National projects designed to reduce long term segregation and restrictive practice
The NHS Long Term Plan has set out an ambitious programme to transform mental health services for people with a learning disability and autistic people, with a focus on improving community services and being less dependent on inpatient care. The NHS England Mental Health, Learning Disability and Autism Inpatient Quality Transformation Programme works to improve the quality of inpatient services for children and young people and adults with a learning disability or who are autistic. A series of national projects aim to improve the experiences of people who are being cared for in hospital including those in long-term segregation.
Each project is a direct response to recommendations made in Baroness Hollins’ review of the independent Care (Education) and Treatment Reviews of people with a learning disability and autistic people who are living in the restricted way described as long-term segregation.
We are working in co-production with people with a learning disability and autistic people, their families and paid and unpaid carers to help reduce long-term segregation and the levels of restrictive practice.
Reducing restrictive practice resources
We have produced two resources for adults and children with a learning disability, autistic adults and children, the staff who support them and their families to inform and empower people to speak up about restrictive practice.
Both resources have been co-produced and piloted with people with lived experience of restrictive practice in hospital settings and professionals.
The resources take a human rights approach and aim to help people understand their restrictions and be more involved in developing least restrictive options. They also include information about who to speak to if there are any concerns about the way restrictions are used.
- The What are restrictive practices easy read booklet is designed for autistic adults and adults with a learning disability. It includes information about different kinds of restrictive practice and why they may be used.
- The My Rights magazine – (pdf, version to print and guidance) is designed for young people. It is written in plain English and in a style that allows young people to easily turn to the topic they need and to personalise it through writing and doodles. It includes information about rights, types of restrictive practice, real stories and top tips from young people about ways to speak up.
Young people were very clear that the magazine will be most useful as a hard copy. They wanted to be able to write or draw on it, rip out and keep key pages or tips, and take it with them to meetings to remind them and others about their rights and needs. Please consider how you can work in partnership to promote this great resource and achieve hard copies for the young people in your area.
Staff working in hospital settings should share these resources with the people they support and actively work with them to help them understand and be involved in decision making around the use of restrictive practice.

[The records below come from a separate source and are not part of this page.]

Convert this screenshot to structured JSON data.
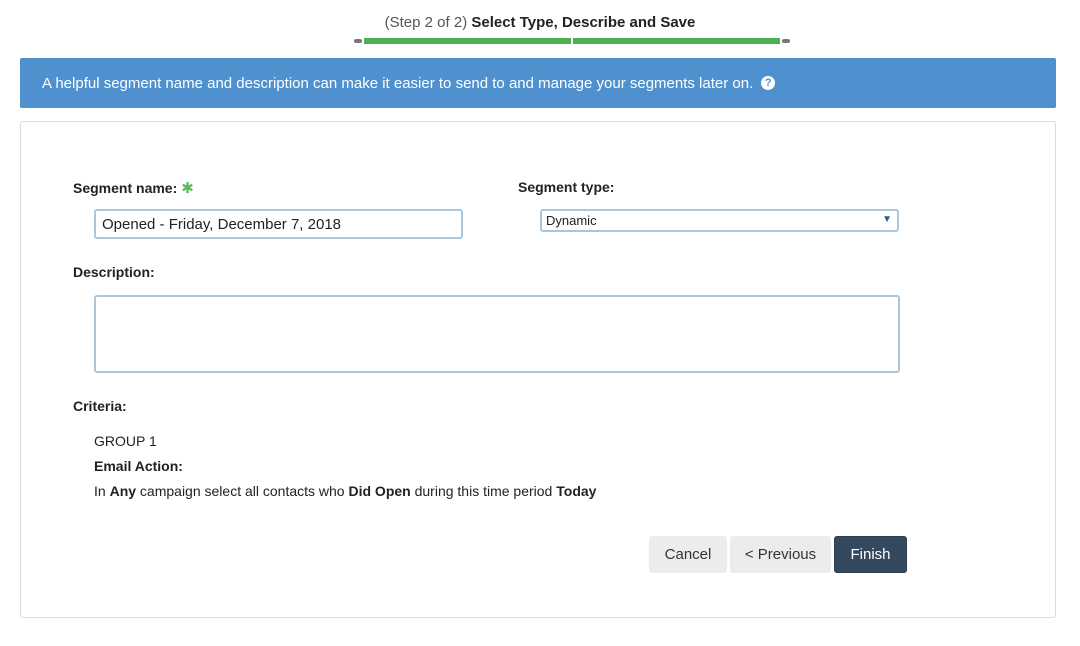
{
  "step": {
    "prefix": "(Step 2 of 2)",
    "title": "Select Type, Describe and Save"
  },
  "banner": {
    "text": "A helpful segment name and description can make it easier to send to and manage your segments later on.",
    "help_icon": "?"
  },
  "form": {
    "segment_name_label": "Segment name:",
    "required_mark": "✱",
    "segment_name_value": "Opened - Friday, December 7, 2018",
    "segment_type_label": "Segment type:",
    "segment_type_value": "Dynamic",
    "segment_type_caret": "▼",
    "description_label": "Description:",
    "description_value": ""
  },
  "criteria": {
    "label": "Criteria:",
    "group": "GROUP 1",
    "email_action_label": "Email Action:",
    "sentence": {
      "part1": "In",
      "campaign": "Any",
      "part2": "campaign select all contacts who",
      "action": "Did Open",
      "part3": "during this time period",
      "period": "Today"
    }
  },
  "buttons": {
    "cancel": "Cancel",
    "previous": "< Previous",
    "finish": "Finish"
  },
  "colors": {
    "banner_bg": "#4f90ce",
    "progress": "#4caf50",
    "primary_button": "#34495e",
    "required": "#5cb85c"
  }
}
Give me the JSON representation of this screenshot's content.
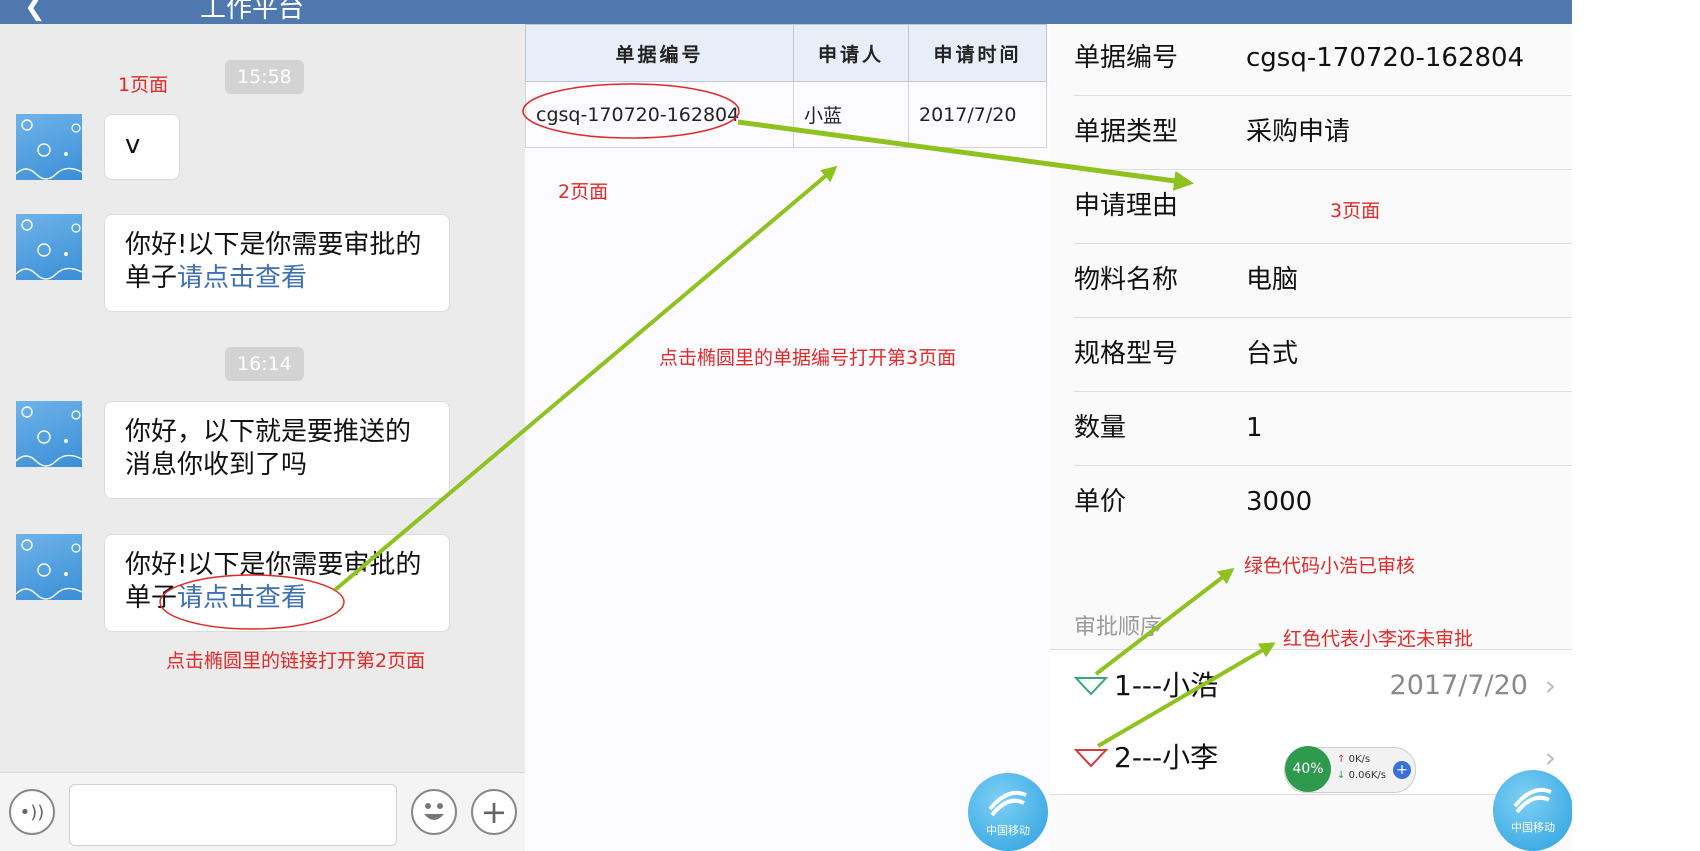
{
  "page1": {
    "header_title": "工作平台",
    "annotation_page": "1页面",
    "times": [
      "15:58",
      "16:14"
    ],
    "messages": [
      {
        "text": "v",
        "link": ""
      },
      {
        "text": "你好!以下是你需要审批的单子",
        "link": "请点击查看"
      },
      {
        "text": "你好，以下就是要推送的消息你收到了吗",
        "link": ""
      },
      {
        "text": "你好!以下是你需要审批的单子",
        "link": "请点击查看"
      }
    ],
    "annotation_link": "点击椭圆里的链接打开第2页面",
    "icons": {
      "voice": "voice-icon",
      "emoji": "emoji-icon",
      "plus": "plus-icon"
    }
  },
  "page2": {
    "annotation_page": "2页面",
    "table": {
      "headers": [
        "单据编号",
        "申请人",
        "申请时间"
      ],
      "rows": [
        [
          "cgsq-170720-162804",
          "小蓝",
          "2017/7/20"
        ]
      ]
    },
    "annotation_click": "点击椭圆里的单据编号打开第3页面",
    "logo_text": "中国移动"
  },
  "page3": {
    "annotation_page": "3页面",
    "fields": [
      {
        "label": "单据编号",
        "value": "cgsq-170720-162804"
      },
      {
        "label": "单据类型",
        "value": "采购申请"
      },
      {
        "label": "申请理由",
        "value": ""
      },
      {
        "label": "物料名称",
        "value": "电脑"
      },
      {
        "label": "规格型号",
        "value": "台式"
      },
      {
        "label": "数量",
        "value": "1"
      },
      {
        "label": "单价",
        "value": "3000"
      }
    ],
    "annotation_green": "绿色代码小浩已审核",
    "annotation_red": "红色代表小李还未审批",
    "section_title": "审批顺序",
    "approvers": [
      {
        "name": "1---小浩",
        "date": "2017/7/20",
        "status_color": "#3aa776"
      },
      {
        "name": "2---小李",
        "date": "",
        "status_color": "#d93a3a"
      }
    ],
    "speed_widget": {
      "percent": "40%",
      "up": "0K/s",
      "down": "0.06K/s"
    },
    "logo_text": "中国移动"
  },
  "colors": {
    "header": "#4f79ae",
    "link": "#3f70b0",
    "annotation": "#e02a2a",
    "arrow": "#8dc21f"
  }
}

Independent Care (Education) and Treatment Reviews (IC(E)TR)
Phase two of IC(E)TRs was completed in March 2023. The IC(E)TR oversight panel, chaired by Baroness Hollins, has monitored the progress of IC(E)TRs during phase two and their final report is expected to be published in Autumn 2023. The Department of Health and Social Care, NHS England and the Care Quality Commission will continue to work together following the end of phase two and are making plans to recommence these reviews.
The NHS England Mental Health, Learning Disability and Autism Quality Transformation team are continuing to work with regional teams to identify and prioritise people who need an IC(E)TR. This ensures, during the current pause in the reviews, continued oversight of people in long-term segregation within the most restrictive mental health hospital environments. People will continue to receive Care (Education) and Treatment Reviews in line with the latest policy guidance.
The HOPE(S) model is an ambitious human rights-based approach to working with people in long term segregation developed from research and clinical practice. In partnership with Mersey Care NHS Foundation Trust, NHS England is funding the roll out of this model across services in England.
The clinical model was developed by Mersey Care NHS Foundation Trust to reduce the use of long term segregation sometimes experienced by autistic adults, adults with a learning disability and children and young people when in hospital. Sixteen specialist practitioners have been recruited to deliver this important programme.
Visit www.centreforperfectcare.com for further information; and watch the short films below, about the importance of the HOPES model, by Claire Murdoch, NHS England’s National Mental Health Director, and Dr Roger Banks, National Clinical Director for Learning Disability and Autism.
Senior Intervenors project
The national Adult Senior Intervenors pilot project was set up in response to Baroness Hollins’ recommendation for the introduction of an additional senior person to support local services to plan for discharge, guide where there is challenge and agree actions to facilitate a reduction in restrictions. This project built on the positive evaluation of the pilot of Children & Young People’s Senior Intervenors. The ultimate goal of the Senior Intervenors is to establish and oversee a robust plan for discharge from both long term segregation and hospital.
The Senior Intervenor’s work focuses on cases where progress is not being made and there is concern for the individual’s wellbeing. The Senior Intervenor works with people on a case by case basis to find solutions to barriers that may be preventing the individual from moving to less restrictive settings or into the community.
Prioritisation of who senior intervenors will work with considers length of time in long term segregation alongside CQC rating of the unit, and any concerns about quality of care that the person, family and system have.
NHS England recruited Senior Intervenors to work with up to three people at a time to provide senior level challenge and intervention.. The Adult Senior Intervenors project was funded until March 2022 although has been extended to ensure those individuals who have a Senior Intervenor continue receiving an intervention. An evaluation will be undertaken to review the impact of the pilot.